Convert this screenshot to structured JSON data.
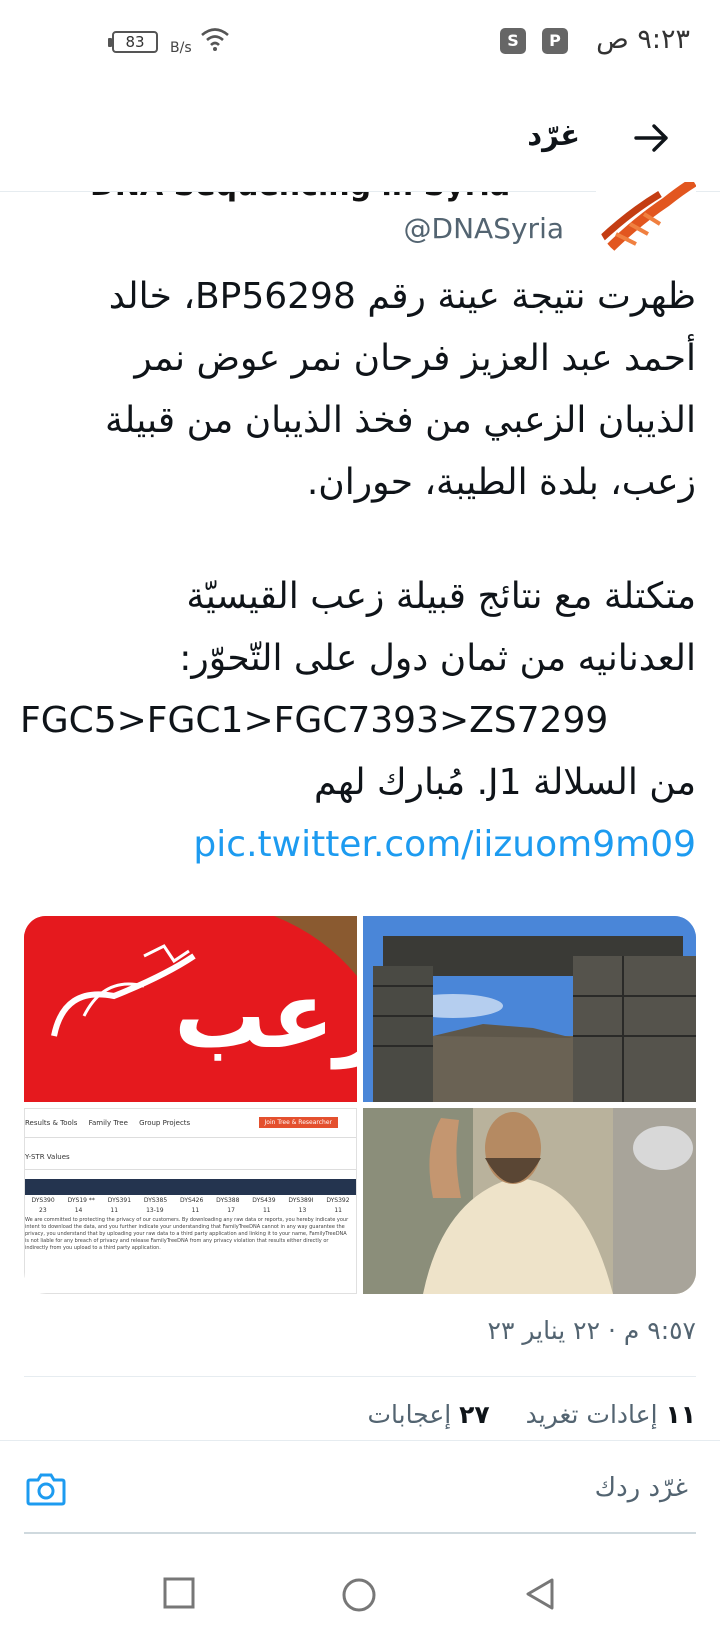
{
  "status_bar": {
    "time": "٩:٢٣ ص",
    "battery": "83",
    "net_speed": "B/s"
  },
  "header": {
    "title": "غرّد"
  },
  "tweet": {
    "author_name": "DNA Sequencing in Syria",
    "handle": "@DNASyria",
    "text_lines": [
      "ظهرت نتيجة عينة رقم BP56298، خالد",
      "أحمد عبد العزيز فرحان نمر عوض نمر",
      "الذيبان الزعبي من فخذ الذيبان من قبيلة",
      "زعب، بلدة الطيبة، حوران."
    ],
    "text_lines_2": [
      "متكتلة مع نتائج قبيلة زعب القيسيّة",
      "العدنانيه من ثمان دول على التّحوّر:"
    ],
    "snp_path": "FGC5>FGC1>FGC7393>ZS7299",
    "lineage_line": "من السلالة J1. مُبارك لهم",
    "link": "pic.twitter.com/iizuom9m09",
    "timestamp": "٩:٥٧ م · ٢٢ يناير ٢٣",
    "stats": {
      "retweets_count": "١١",
      "retweets_label": "إعادات تغريد",
      "likes_count": "٢٧",
      "likes_label": "إعجابات"
    }
  },
  "media": {
    "red_banner_text": "زعب",
    "doc_nav": [
      "Results & Tools",
      "Family Tree",
      "Group Projects"
    ],
    "doc_button": "Join Tree & Researcher",
    "doc_subtitle": "Y-STR Values",
    "doc_markers": [
      "DYS390",
      "DYS19 **",
      "DYS391",
      "DYS385",
      "DYS426",
      "DYS388",
      "DYS439",
      "DYS389I",
      "DYS392"
    ],
    "doc_values": [
      "23",
      "14",
      "11",
      "13-19",
      "11",
      "17",
      "11",
      "13",
      "11"
    ],
    "doc_paragraph": "We are committed to protecting the privacy of our customers. By downloading any raw data or reports, you hereby indicate your intent to download the data, and you further indicate your understanding that FamilyTreeDNA cannot in any way guarantee the privacy, you understand that by uploading your raw data to a third party application and linking it to your name, FamilyTreeDNA is not liable for any breach of privacy and release FamilyTreeDNA from any privacy violation that results either directly or indirectly from you upload to a third party application."
  },
  "reply": {
    "placeholder": "غرّد ردك"
  },
  "colors": {
    "link": "#1d9bf0",
    "secondary_text": "#536471",
    "banner_red": "#e5191e"
  },
  "icons": [
    "back-arrow-icon",
    "camera-icon",
    "wifi-icon",
    "battery-icon",
    "nav-square-icon",
    "nav-circle-icon",
    "nav-back-triangle-icon"
  ]
}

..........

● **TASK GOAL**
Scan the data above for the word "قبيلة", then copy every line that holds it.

● **WRITTEN RESPONSE**
      "الذيبان الزعبي من فخذ الذيبان من قبيلة",
      "متكتلة مع نتائج قبيلة زعب القيسيّة",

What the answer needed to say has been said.